When our thoughts wander, we depart reality as it is and venture into a private dream world. In this dream world, we form views and preferences and then superimpose them onto reality. I used to suffer from panic attacks when I was younger. They were caused entirely by my delusional, wandering thoughts.
“I don’t want to go to gym class, I’m fat and I know the other kids make fun of me. I can’t hear them doing it, but I know they’re thinking it.” If I were mindful, my thoughts would’ve looked more like this during gym class: “Walking, walking, walking, changing clothes, walking, walking, jogging, jogging, playing basketball, running, running, sweating, walking, changing clothes, walking, walking.”
That’s one of the main techniques of satipatthana. Instead of wandering thoughts, we use directed thoughts. If we’re walking, we think “walking.” If we’re reaching for something we think, “reaching.” If we’re peeing we think, “peeing.” At the same time, we focus on the sensations occurring along with the activity.
If I have a great cup of coffee I could think, “This coffee is delicious!” Instead I think, “There is pleasure. The rising of pleasure, the fading of pleasure.” If I stub my toe, I think, “There is pain. There is the rising of pain, the fading of pain.”
If I form a view about something like, “I hate this freaking song!” then I am mindful that it’s a view and I think, “There is a view. There is the rising of a view, and the fading of a view.” Everything follows that bell curve; rise, stabilize, decline and dissolve.
That’s the nature of impermanence and interdependence. Satipatthana helps us dispel wandering thoughts and come this moment so that we can see the true nature of things.
The Sutta suggests a view different ways to view things as well, but I won’t go into that here because this column is already getting a bit drawn out and I’m convinced you’ve all fallen asleep by now. Since you’re asleep, I can finally say that I’ve never seen Titanic. That’s right, I’ve never seen it and I have no intention of watching it anytime soon.
Anyway, satipatthana is a still a new practice for me, so I’m not sure where it’s going yet. After meditating the other day, I did realize that it may become more and more refined over time. Instead of, “Walking, walking, walking,” I began to naturally think of it as, “Touching, touching, touching.” So maybe the practice slowly changes as new experiences inform it. Eventually seeing, hearing, tasting, touching, etc. may just be, “Sensing.”

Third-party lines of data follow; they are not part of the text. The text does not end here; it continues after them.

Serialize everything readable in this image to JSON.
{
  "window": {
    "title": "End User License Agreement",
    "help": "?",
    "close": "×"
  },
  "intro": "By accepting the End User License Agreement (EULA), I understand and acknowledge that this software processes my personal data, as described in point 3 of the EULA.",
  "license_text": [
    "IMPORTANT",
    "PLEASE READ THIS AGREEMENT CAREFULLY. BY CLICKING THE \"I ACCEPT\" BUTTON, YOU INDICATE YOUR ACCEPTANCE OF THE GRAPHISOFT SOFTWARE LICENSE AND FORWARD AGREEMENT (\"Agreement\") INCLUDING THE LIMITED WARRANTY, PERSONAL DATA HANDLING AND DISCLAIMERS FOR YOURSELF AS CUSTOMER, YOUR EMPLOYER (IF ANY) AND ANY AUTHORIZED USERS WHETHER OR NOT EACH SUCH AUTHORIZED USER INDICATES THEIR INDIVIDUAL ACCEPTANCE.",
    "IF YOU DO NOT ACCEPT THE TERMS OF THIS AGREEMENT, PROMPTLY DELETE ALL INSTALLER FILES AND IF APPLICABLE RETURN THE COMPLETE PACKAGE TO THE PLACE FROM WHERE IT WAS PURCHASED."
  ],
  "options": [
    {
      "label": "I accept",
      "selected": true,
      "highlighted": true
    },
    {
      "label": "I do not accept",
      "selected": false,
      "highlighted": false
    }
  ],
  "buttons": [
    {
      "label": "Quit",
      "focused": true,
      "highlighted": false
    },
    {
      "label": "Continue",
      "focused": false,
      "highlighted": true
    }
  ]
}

Then the directed thoughts might disappear altogether, leaving the pure awareness of suchness.
Editor: Dana Gornall